Towards the close of the 19th century, in the fin-de-siècle period, something of an obsession with decline, descent and degeneration invaded the European creative imagination, partly fueled by a widespread miscomprehension of Darwinian evolutionary theory. Among the main examples are the symbolist literary work of Charles Baudelaire, Robert Louis Stevenson's Strange Case of Dr Jekyll and Mr Hyde—published in the same year (1886) as Richard von Krafft-Ebing's Psychopathia Sexualis—and, subsequently, Oscar Wilde's only novel (containing his aesthetic manifesto) The Picture of Dorian Gray (1891). Arthur Machen's The Great God Pan (1890/1894), with its emphasis on the horrors of psychosurgery, is frequently cited as an essay on degeneration. A scientific twist was added by H.G. Wells in The Time Machine (1895), in which Wells prophesied the splitting of the human race into differently degenerate forms, and again, a little later, in his The Island of Doctor Moreau (1896).
In her influential study The Gothic Body, Kelly Hurley draws attention to the literary device of the abhuman, and to lesser-known authors in the field, including Richard Marsh (1857-1915), author of The Beetle (1897), and William Hope Hodgson (1877–1918), author of The Boats of the Glen Carrig, The House on the Borderland and The Night Land. In 1897, Bram Stoker published Dracula, an enormously influential Gothic novel featuring the immortal vampire Count Dracula. Arthur Conan Doyle's Sherlock Holmes stories included a host of degenerationist tropes, perhaps best illustrated in The Adventure of the Creeping Man.
- Herman, Arthur (1997) The Idea of Decline in Western History New York, London etc.: The Free Press
- Pick, Daniel (1989) Faces of Degeneration: A European Disorder, c.1848 - c.1918 Cambridge, London etc.: Cambridge University Press
- Dowbiggin, Ian (1985) Degeneration and hereditarianism in French mental medicine 1840-1890: psychiatric theory as ideological adaptation (in) The Anatomy of Madness, Vol. One: People and Ideas edited by Bynum William F., Porter, Roy and Shepherd, Michael, London and New York: Tavistock Publications, pp 188-232
- Keeping America Sane: Psychiatry and Eugenics in the United States and Canada, 1880-1940 Pg 81

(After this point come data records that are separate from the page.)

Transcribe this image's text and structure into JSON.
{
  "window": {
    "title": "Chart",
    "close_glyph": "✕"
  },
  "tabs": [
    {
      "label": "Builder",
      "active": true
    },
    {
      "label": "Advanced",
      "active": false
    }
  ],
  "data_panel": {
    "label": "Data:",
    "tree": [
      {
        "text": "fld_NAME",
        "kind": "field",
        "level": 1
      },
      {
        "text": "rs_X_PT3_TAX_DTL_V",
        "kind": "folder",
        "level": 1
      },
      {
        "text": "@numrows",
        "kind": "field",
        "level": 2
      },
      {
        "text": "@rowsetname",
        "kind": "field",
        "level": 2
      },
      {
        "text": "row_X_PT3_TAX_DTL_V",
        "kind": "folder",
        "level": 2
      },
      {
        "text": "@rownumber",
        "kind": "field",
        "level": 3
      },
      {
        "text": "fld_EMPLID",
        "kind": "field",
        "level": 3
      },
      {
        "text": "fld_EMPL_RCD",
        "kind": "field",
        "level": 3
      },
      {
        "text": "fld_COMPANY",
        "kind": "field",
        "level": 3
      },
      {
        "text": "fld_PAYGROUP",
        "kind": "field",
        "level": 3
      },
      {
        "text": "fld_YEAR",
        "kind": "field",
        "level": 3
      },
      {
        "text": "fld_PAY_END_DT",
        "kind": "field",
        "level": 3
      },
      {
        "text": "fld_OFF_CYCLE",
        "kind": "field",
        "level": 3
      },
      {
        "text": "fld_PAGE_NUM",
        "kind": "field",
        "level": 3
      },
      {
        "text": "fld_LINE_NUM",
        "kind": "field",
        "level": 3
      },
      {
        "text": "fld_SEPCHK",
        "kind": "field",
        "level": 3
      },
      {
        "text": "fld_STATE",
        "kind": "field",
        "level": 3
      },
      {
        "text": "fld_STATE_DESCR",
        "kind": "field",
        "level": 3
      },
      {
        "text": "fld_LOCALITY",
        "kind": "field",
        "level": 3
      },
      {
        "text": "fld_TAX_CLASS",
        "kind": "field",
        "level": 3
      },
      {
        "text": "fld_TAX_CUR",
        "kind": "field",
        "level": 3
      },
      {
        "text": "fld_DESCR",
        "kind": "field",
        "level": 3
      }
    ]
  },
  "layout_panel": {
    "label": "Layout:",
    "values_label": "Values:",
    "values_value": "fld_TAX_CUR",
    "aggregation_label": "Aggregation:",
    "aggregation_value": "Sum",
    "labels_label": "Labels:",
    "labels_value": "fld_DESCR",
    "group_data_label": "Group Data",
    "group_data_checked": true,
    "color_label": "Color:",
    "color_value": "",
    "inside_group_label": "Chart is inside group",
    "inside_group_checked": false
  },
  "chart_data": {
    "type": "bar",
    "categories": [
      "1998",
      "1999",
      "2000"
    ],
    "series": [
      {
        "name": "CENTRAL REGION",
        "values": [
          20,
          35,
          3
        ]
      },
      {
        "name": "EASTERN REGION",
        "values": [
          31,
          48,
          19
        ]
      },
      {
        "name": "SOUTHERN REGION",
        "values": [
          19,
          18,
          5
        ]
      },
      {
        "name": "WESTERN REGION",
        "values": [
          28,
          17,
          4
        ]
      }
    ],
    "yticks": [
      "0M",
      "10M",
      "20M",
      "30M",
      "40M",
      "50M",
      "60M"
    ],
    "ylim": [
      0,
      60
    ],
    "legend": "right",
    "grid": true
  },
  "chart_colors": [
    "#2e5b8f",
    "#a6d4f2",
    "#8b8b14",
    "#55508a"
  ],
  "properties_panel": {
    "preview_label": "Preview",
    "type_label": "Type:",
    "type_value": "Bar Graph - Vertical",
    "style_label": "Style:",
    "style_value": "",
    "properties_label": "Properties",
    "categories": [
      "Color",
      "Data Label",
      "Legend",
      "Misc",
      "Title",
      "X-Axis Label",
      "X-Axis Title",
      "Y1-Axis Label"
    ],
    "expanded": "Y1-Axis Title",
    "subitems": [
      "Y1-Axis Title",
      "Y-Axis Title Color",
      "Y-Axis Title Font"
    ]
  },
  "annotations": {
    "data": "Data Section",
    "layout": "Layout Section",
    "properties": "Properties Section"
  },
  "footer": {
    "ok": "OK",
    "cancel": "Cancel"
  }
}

- Hurley, Kelly (1996) The Gothic Body: Sexuality, Materialism and Degeneration at the Fin-de-siècle Cambridge and London: Cambridge University Press